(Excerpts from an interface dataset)
>>>
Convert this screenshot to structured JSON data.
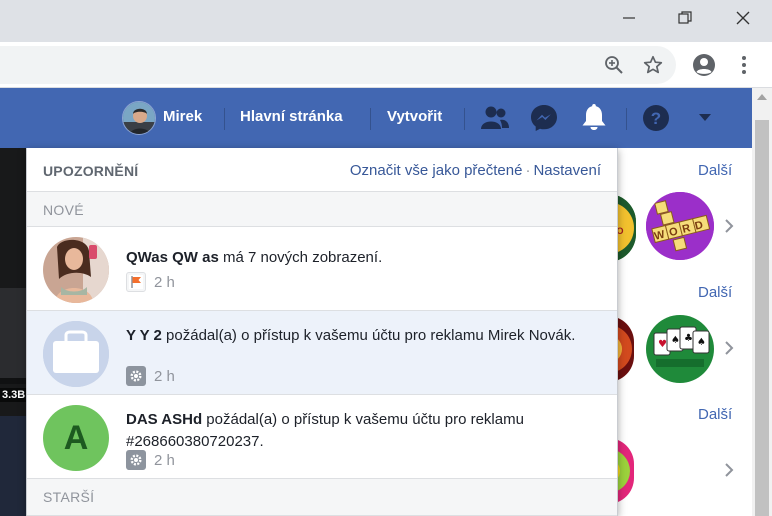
{
  "nav": {
    "user_name": "Mirek",
    "home_label": "Hlavní stránka",
    "create_label": "Vytvořit"
  },
  "notifications_panel": {
    "title": "UPOZORNĚNÍ",
    "mark_all_read": "Označit vše jako přečtené",
    "separator": "·",
    "settings": "Nastavení",
    "section_new": "NOVÉ",
    "section_older": "STARŠÍ",
    "items": [
      {
        "actor": "QWas QW as",
        "action": " má 7 nových zobrazení.",
        "time": "2 h",
        "avatar_letter": "",
        "meta_icon": "flag-icon",
        "unread": false
      },
      {
        "actor": "Y Y 2",
        "action": " požádal(a) o přístup k vašemu účtu pro reklamu Mirek Novák.",
        "time": "2 h",
        "avatar_letter": "",
        "meta_icon": "gear-icon",
        "unread": true
      },
      {
        "actor": "DAS ASHd",
        "action": " požádal(a) o přístup k vašemu účtu pro reklamu #268660380720237.",
        "time": "2 h",
        "avatar_letter": "A",
        "meta_icon": "gear-icon",
        "unread": false
      }
    ]
  },
  "side_panel": {
    "more_label": "Další",
    "game_word": "WORD"
  },
  "background": {
    "badge_text": "3.3B"
  },
  "colors": {
    "fb_blue": "#4267b2",
    "link_blue": "#385898",
    "unread_bg": "#edf2fa",
    "green_avatar": "#6fc45e"
  }
}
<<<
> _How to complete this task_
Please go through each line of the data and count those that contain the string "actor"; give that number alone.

> _Task solution_
3